US: The US Military’s GPS satellites also include sensors for the Nuclear Detonation Detection System that watches the world for nuclear explosions. In the process, it collects mounds of environmental data which, in the hands of climate scientists, could add greatly to our understanding of global warming, said Professor Daniel N. Baker, Director of the Laboratory for Atmospheric and Space Physics, University of Colorado, Boulder.
The non-navigational data, which is designed to observe visible light, high-frequency radio waves, x-rays, and gamma rays, is controlled by national security agencies and treated as classified, even though it isn’t and even though there is no compelling national security reason to do so.
The history of the GPS system shows the impact satellite data can have on commercial and scientific progress. Since it was first made publicly available in the 1980s, GPS has revolutionised industries from telecommunications to agriculture. Estimates place its economic value in the tens to hundreds of billions of dollars each year. And that is not counting its impact on everyday activities like hiking, boating and golf.
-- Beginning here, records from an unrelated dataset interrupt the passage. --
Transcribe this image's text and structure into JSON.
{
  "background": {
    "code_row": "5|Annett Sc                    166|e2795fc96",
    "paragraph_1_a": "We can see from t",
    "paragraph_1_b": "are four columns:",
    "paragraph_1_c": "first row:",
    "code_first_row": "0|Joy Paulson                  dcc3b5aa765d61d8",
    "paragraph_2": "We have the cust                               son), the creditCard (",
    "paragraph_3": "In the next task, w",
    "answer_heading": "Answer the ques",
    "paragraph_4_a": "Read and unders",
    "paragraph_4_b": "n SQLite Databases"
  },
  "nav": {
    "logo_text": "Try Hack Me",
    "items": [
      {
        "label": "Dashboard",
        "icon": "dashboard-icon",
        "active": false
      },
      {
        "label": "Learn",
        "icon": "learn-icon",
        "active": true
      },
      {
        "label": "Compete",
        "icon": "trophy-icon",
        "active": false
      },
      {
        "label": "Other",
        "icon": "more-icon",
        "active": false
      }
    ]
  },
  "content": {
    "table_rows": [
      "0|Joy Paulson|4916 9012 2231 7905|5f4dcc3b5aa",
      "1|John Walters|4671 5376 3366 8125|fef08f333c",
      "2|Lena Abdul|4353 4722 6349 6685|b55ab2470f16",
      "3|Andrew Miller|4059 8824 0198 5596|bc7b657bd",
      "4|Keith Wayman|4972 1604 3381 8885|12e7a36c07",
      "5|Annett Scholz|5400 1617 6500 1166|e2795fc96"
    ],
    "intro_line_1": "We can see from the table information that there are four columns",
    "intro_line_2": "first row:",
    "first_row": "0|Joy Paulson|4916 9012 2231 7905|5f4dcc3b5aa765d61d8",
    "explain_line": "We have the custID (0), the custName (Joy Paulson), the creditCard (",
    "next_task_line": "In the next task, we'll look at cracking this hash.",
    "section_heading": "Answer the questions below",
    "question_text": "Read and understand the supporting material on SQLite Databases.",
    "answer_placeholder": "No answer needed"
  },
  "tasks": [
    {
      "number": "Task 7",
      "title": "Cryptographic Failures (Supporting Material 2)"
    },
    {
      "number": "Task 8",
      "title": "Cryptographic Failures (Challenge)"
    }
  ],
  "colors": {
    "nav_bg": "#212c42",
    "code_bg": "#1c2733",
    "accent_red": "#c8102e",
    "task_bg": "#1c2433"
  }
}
It would also allow scientists and engineers at national laboratories like Los Alamos, Sandia and Lawrence Livermore to greatly expand their research on climate change and other critical topics. While some scientists can already get access to the data, current restrictions mean they can’t easily share it. Making the data truly public would allow full peer review of their findings, leading to higher-quality research.
Source: The New York Times